─── Available data ───

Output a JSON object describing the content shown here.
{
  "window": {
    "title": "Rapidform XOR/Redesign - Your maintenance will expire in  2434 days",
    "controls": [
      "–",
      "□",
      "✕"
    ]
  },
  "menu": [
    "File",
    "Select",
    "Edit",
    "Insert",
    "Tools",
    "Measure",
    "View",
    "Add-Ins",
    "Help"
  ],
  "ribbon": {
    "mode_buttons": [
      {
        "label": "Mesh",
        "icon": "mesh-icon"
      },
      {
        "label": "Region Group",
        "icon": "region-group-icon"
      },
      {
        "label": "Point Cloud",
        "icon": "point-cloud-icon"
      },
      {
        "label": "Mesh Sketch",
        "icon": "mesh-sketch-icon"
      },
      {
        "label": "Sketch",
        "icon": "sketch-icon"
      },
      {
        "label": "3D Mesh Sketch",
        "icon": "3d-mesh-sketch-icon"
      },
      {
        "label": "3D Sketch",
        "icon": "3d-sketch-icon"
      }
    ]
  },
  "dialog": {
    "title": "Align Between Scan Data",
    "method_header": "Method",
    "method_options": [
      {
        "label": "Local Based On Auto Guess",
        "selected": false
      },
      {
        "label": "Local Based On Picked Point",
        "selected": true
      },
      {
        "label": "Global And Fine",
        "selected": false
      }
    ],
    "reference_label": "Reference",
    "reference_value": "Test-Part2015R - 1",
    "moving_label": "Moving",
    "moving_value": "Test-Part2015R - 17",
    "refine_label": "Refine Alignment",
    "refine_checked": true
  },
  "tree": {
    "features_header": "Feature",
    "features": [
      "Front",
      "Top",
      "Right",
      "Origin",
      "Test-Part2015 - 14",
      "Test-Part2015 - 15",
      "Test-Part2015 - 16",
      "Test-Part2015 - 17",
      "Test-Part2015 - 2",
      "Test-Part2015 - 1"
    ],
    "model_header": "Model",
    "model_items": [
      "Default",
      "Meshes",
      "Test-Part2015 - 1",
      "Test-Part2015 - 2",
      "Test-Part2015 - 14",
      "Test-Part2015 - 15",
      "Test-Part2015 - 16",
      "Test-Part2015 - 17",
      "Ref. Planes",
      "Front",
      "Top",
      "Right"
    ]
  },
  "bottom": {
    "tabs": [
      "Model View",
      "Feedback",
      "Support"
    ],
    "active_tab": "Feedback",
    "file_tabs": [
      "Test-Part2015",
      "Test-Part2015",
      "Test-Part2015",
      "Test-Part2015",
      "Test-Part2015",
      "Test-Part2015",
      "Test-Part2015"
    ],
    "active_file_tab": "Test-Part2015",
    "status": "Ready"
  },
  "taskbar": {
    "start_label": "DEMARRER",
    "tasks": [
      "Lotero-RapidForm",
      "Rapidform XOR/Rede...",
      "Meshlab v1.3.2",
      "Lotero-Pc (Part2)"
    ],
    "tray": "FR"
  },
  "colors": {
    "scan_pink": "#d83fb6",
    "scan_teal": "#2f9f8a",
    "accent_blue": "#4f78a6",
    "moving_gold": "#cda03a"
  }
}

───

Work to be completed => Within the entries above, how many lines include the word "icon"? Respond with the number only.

The completed task => 7